→ What you should do: List each line of the data that holds the word "value".

→ Material provided:
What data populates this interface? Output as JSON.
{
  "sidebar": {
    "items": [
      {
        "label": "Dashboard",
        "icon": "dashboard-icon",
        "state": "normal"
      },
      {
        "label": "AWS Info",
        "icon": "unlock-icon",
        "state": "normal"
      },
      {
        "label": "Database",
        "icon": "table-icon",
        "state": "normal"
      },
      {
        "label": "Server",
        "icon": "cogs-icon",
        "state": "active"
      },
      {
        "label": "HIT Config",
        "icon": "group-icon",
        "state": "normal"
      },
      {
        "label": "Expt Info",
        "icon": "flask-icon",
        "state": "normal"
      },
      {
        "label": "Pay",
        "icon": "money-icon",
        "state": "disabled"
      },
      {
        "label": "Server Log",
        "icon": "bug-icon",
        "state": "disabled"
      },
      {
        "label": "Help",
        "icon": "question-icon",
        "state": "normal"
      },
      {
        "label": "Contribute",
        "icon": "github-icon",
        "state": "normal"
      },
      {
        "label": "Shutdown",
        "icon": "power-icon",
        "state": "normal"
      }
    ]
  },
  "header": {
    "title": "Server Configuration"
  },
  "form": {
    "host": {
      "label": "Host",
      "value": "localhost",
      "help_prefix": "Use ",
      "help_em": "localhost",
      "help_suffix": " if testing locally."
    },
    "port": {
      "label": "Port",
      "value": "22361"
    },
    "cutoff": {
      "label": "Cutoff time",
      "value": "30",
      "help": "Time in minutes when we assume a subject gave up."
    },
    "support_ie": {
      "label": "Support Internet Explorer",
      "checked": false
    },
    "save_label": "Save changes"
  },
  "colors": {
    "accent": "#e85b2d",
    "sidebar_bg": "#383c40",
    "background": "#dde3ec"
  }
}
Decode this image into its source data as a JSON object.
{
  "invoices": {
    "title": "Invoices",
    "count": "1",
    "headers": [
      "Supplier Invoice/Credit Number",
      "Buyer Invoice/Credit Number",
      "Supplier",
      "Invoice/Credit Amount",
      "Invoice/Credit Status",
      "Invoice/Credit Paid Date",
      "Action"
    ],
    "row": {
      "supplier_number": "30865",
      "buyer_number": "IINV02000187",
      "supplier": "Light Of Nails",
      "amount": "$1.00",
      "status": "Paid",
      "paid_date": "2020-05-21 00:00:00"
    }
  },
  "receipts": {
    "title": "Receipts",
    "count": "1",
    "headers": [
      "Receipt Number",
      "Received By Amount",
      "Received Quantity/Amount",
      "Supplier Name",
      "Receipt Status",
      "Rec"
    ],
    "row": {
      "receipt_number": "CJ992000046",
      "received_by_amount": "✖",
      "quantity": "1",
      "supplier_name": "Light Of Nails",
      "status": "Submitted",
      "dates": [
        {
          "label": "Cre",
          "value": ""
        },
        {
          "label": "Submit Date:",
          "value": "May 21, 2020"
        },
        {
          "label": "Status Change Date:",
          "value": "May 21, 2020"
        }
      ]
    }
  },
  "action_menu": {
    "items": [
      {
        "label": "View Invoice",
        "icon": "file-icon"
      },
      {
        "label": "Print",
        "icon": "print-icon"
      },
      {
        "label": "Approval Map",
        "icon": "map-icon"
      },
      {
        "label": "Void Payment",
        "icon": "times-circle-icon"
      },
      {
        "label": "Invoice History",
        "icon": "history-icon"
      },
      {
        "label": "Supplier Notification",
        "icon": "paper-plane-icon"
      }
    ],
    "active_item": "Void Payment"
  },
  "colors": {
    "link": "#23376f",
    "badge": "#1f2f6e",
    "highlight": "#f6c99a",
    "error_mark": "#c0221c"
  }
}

→ Written reply:
      "value": "localhost",
      "value": "22361"
      "value": "30",
          "value": ""
          "value": "May 21, 2020"
          "value": "May 21, 2020"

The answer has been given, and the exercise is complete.